Evelyn M. Wood Lovejoy, , p. 646. (1911)

A third basic presupposition of Dispensational theology is the alleged unconditional covenant with Abraham, to be fulfilled physically and literally for the Jewish people in the future Davidic/millennial kingdom. Beginning with the promises of God to Abraham in Genesis 12, 15 and 17, the Dispensationalist argues for a literal fulfillment of these promises for the physical race and nation of the Jews. Such fulfillment is alleged to be the epitome of God's intent and the primary message of the Bible. Charles Ryrie states that "the goal of history is the earthly millennium...(which is) the climax of history and the great goal of God's program for the ages." John E. Walvoord further explains that "the Abrahamic covenant furnishes the key to the entire Old Testament...(and) sets the mold for the entire body of Scripture truth." Does this not appear to be the application of a particular "grid" over the interpretation of all the Scriptures? Though the Dispensationalist argues for a literalistic hermeneutic for Biblical interpretation, the primary meaning of "literal" has to do with accordance to the intent of the author and to the literary genre employed, rather than "face-value" subjectivism that creates a "mold" for consistent understanding. Dispensationalism often charges those who recognize figurative and metaphorical language in the Scriptures with "spiritualizing" the interpretation of the text rather than accepting their literal interpretation. On the other hand, are Dispensationalists "secularizing" the interpretation of the Scripture texts by demanding physical, racial, national and religious preference for Israel? On what "literal" basis can it be claimed that God made an "unconditional" covenant with Abraham? The majority of Dispensationalists are wary of the Calvinistic doctrine of a predeterministic "unconditional election," so why are they so willing to accept the predeterministic "unconditional covenant" with Abraham, with no "literal" expression of such in Scripture?

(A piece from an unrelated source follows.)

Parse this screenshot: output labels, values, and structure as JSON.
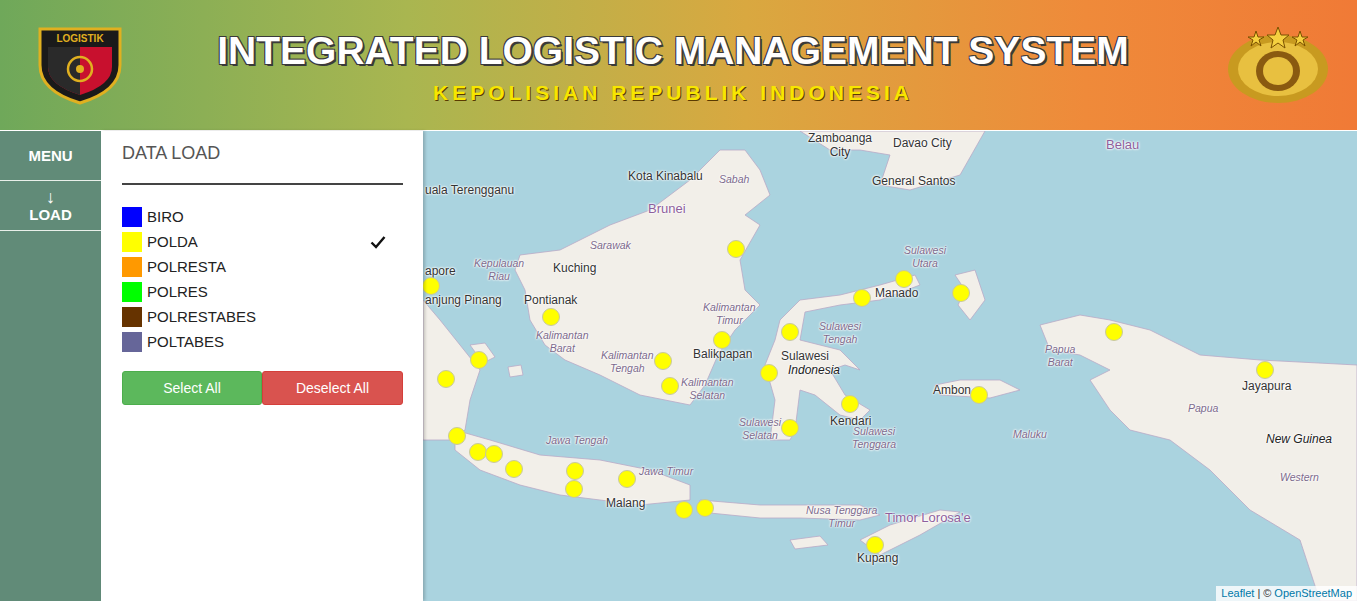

There are also the usual charges of Pauline phrases used in a non-Pauline sense:

The presumption is that Matthew (and Mark) reads events as follows:

One other subject remains to be considered in this division of the "study" here conducted, viz.-was Joseph Smith possessed of a sufficiently vivid and creative imagination as to produce such a work as the Book Mormon from such materials as have been indicated in the preceding chapters-from such common knowledge as was extant in the communities where he lived in his boyhood and young manhood; from the Bible, and more especially from the View of the Hebrews, by Ethan Smith? That such power of imagination would have to be of a high order is conceded; that Joseph Smith possessed such a gift of mind there can be no question.

Theological differences. On this account we are served the following arguments:

To this we may add the following observation:

But I frankly wonder what Mr. Still is thinking here. Palm leaves do not "bloom" - the flowers on palms do, and those may well not have been on the trees as Passover, but the branches and their leaves themselves, which were what was used on Palm Sunday, are available all year.

Even Assistant Church Historian and General Authority B.H. Roberts objectively stated:

Michael De Groote, Deseret News, 28 January 2009.

Despite limited schooling Joseph Smith loved to study and learn. In part he was influenced by schoolteacher associates. His father once taught school. His maternal grandmother, a schoolteacher, taught his mother the rudiments of 'sums, 'write-o-hand' and spelling.' Joseph's wife was a schoolteacher, 'a woman of liberal culture and insistent on education.' And his primary scribe during the translating of the Book of Mormon was schoolteacher Oliver Cowdery.